Listed records START

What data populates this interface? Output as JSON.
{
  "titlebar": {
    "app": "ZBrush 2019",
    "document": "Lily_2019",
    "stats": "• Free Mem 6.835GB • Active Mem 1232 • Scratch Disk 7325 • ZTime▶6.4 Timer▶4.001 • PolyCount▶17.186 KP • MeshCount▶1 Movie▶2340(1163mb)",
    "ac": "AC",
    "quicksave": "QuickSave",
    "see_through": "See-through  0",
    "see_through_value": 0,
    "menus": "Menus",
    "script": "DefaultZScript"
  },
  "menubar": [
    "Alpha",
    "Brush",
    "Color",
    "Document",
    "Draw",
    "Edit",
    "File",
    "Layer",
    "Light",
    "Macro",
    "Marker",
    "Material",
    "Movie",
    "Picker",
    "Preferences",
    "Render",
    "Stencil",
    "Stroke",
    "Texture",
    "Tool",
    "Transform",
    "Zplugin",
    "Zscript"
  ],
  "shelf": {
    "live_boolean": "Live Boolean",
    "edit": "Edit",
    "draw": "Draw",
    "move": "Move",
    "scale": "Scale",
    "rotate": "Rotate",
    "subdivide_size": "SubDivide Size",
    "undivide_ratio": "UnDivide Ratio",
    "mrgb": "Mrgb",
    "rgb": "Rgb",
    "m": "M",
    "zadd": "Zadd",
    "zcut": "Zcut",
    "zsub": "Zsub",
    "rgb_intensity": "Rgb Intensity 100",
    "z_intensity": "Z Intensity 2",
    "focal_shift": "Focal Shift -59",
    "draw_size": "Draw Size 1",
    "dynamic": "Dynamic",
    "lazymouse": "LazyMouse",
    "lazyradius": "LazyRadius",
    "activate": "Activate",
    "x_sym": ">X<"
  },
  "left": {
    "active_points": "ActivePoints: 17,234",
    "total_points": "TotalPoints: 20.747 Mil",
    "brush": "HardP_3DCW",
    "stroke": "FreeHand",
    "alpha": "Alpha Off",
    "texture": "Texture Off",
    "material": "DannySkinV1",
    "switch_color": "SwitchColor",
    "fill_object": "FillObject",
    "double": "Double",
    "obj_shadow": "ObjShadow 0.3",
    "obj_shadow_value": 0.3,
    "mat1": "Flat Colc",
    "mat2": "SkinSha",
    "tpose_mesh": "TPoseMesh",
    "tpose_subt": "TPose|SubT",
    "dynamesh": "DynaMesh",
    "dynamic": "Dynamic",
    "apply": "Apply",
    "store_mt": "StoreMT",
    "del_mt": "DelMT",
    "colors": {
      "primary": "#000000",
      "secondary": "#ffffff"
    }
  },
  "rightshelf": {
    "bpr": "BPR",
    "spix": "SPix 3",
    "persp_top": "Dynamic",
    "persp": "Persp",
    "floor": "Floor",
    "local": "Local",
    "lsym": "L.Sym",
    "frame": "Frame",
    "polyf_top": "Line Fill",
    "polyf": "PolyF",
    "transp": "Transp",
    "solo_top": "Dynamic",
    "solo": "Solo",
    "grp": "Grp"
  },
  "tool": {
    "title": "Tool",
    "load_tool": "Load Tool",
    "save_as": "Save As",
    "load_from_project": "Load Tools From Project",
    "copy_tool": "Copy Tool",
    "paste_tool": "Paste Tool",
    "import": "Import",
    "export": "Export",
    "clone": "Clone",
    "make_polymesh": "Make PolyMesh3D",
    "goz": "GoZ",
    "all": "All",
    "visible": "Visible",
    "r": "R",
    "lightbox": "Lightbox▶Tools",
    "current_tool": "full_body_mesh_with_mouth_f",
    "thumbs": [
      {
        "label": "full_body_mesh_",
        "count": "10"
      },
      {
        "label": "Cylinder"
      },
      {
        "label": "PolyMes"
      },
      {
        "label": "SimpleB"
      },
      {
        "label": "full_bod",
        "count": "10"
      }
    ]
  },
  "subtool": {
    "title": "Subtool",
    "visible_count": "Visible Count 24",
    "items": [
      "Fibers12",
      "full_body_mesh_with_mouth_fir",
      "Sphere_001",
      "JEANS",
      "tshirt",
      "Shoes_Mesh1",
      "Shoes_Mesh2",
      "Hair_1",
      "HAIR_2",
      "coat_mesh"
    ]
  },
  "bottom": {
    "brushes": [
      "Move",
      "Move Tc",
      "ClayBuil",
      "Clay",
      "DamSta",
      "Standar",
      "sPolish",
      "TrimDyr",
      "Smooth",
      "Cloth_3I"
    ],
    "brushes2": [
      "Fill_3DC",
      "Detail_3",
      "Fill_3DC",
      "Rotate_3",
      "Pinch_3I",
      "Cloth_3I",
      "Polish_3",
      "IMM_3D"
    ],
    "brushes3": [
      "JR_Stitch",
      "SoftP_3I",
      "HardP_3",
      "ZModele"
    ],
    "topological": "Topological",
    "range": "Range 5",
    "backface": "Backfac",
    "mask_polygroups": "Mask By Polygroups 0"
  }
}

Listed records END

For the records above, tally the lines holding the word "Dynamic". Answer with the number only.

→ **Output below**
4